Since the mid-1990s, human resource (HR) professionals (and those advising them) have relied on the Department of Justice (DOJ) and Federal Trade Commission’s (FTC) “antitrust safety zone” articulated in Statement 6 of the Statements of Antitrust Enforcement Policy in Health Care (1996 Statements). Statement 6 provided a degree of comfort that they would unlikely violate antitrust laws when participating with competitors in surveys exchanging competitively sensitive information (wages and other compensation-related information, for example) if they complied with certain “conditions”–“absent extraordinary circumstances.”
In February, the DOJ announced the withdrawal of a number of “outdated” enforcement policy statements, including the 1996 Statements. In a speech announcing the withdrawal of these statements, Doha Mekki, the DOJ’s Principal Deputy Assistant Attorney General at the Antitrust Division, commented that the statements no longer “fully reflect market realities, the risk of serious competitive harm, or the full scope of liability under the antitrust laws.” In particular, she singled out the “‘safety zones’ around the exchange of competitively sensitive information” found in Statement 6 as “understat[ing] the antitrust risks of competitors sharing competitively-sensitive information.”
For context, Statement 6’s antitrust safety zone has been relied on by many to justify the exchange of competitively sensitive information. In her speech, Mekki dismissed several of Statement 6’s “conditions that [had to] be met for an information exchange among [competitors] to fall within the antitrust safety zone” to ensure that “an exchange of price or cost data is not used by [competitors] for discussion or coordination” of prices or cost.
For example, Mekki noted that “exchanges facilitated by intermediaries can have the same anticompetitive effect as direct exchanges among competitors.” Mekki also disagreed that data “at least three-months old is unlikely to be competitively-sensitive or valuable” given that the “rise of data aggregation, machine learning, and pricing algorithms can increase the competitive value of historical data for some products or services.” And finally, Mekki noted that “enforcement actions and the case law itself demonstrate that having five or more participants in an information exchange is no guarantee that the exchange will not harm competition, especially in situations where the companies exchanging the information collectively have significant shares of the relevant market.”
Lost among most of the commentary that followed Mekki’s speech is how (if at all) losing the antitrust safety zone really matters to the HR professional involved in the compensation-setting process. One need only look to the DOJ’s and the FTC’s 2016 Antitrust Guidance for Human Resource Professionals (2016 HR Antitrust Guidance) and recent enforcement actions for that answer.
The 2016 HR Antitrust Guidance explains how sharing information “with competitors about terms and conditions of employment can also run afoul of the antitrust laws.” Even if you do not “agree explicitly to fix compensation or other terms of employment, exchanging competitively sensitive information could serve as evidence of an implicit illegal agreement.” And “[w]hile agreements to share information are not per se illegal and therefore not prosecuted criminally, they may be subject to civil antitrust liability when they have, or are likely to have, an anticompetitive effect.” Take “evidence of periodic exchange of current wage information in an industry with few employers” where such an exchange “could establish an antitrust violation because, for example, the data exchange has decreased or is likely to decrease compensation.”
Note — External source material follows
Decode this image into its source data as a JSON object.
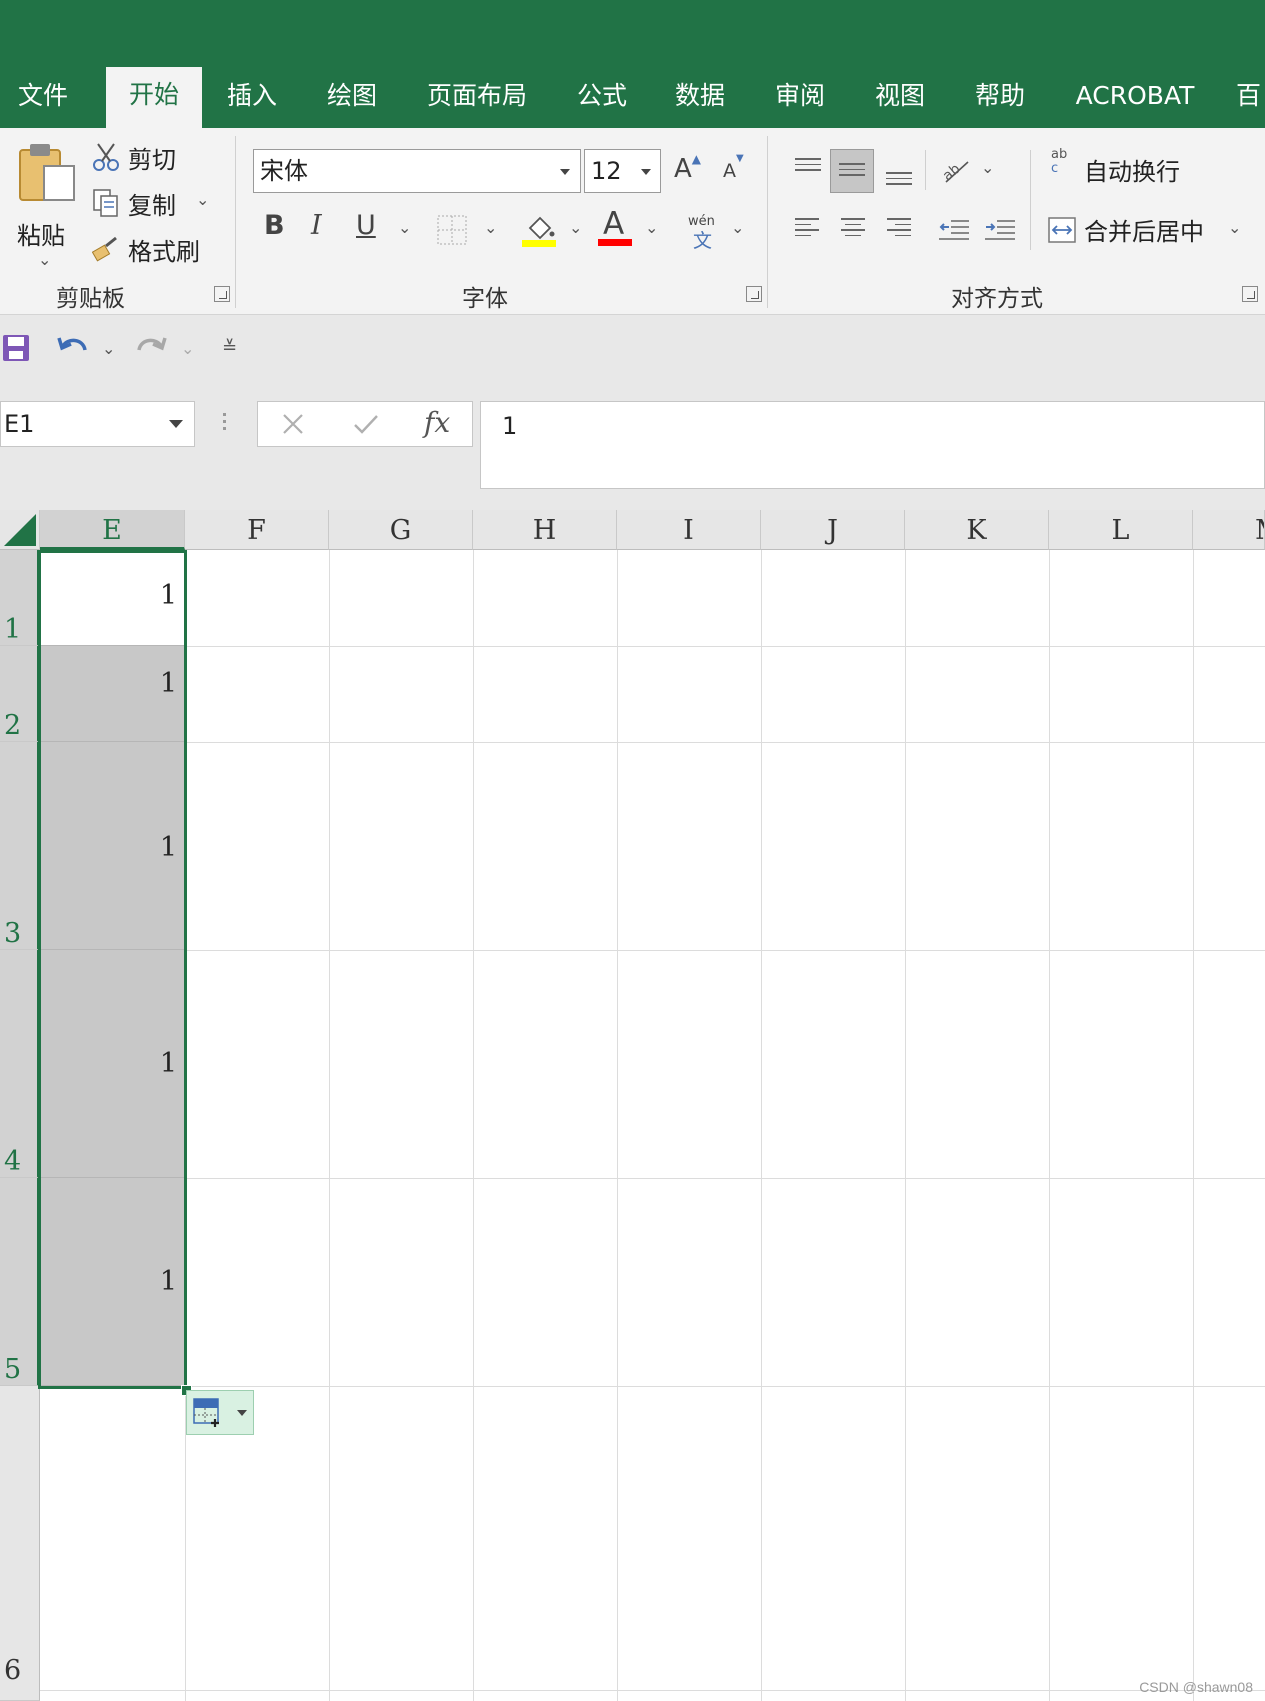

That was the exact issue back in the mid-1990s, when the DOJ sued the Utah Society for Healthcare Human Resources Administration and a number of Utah hospitals for conspiring to exchange nonpublic prospective and current wage information about registered nurses. That wage information exchange resulted in the hospitals matching each other’s wages, effectively keeping pay lower than what would have been otherwise paid.
And that was also the case with the sole enforcement action involving the exchange of wage and benefit information highlighted in Mekki’s speech justifying the withdrawal of Statement 6. In that case, the competitor employers had an agreement to exchange current and future compensation information and shared the disaggregated job-level compensation information, and the third-party consultant involved facilitated meetings to share the same competitively sensitive information.
Mekki’s speech and the DOJ’s announcement withdrawing Statement 6 did not mention the 2016 HR Antitrust Guidance, which makes clear that “not all information exchanges are illegal” and that it “is possible to design and carry out information exchanges in ways that conform with the antitrust laws.” The 2016 HR Antitrust Guidance states that “an information exchange may be lawful if:  a neutral third party manages the exchange,  the exchange involves information that is relatively old,  the information is aggregated to protect the identity of the underlying sources, and  enough sources are aggregated to prevent competitors from linking particular data to an individual source.” (Emphasis added.)
In sum, following the 2016 HR Antitrust Guidance does not guarantee that companies sharing information will not face antitrust scrutiny when exchanging wage and other compensation-related information–including when sharing information through a third party. But neither did following Statement 6. With the increased DOJ and FTC scrutiny of labor practices, now is the time to revisit not only your participation in wage and other compensation related surveys but also how you use such surveys in the compensation-setting process.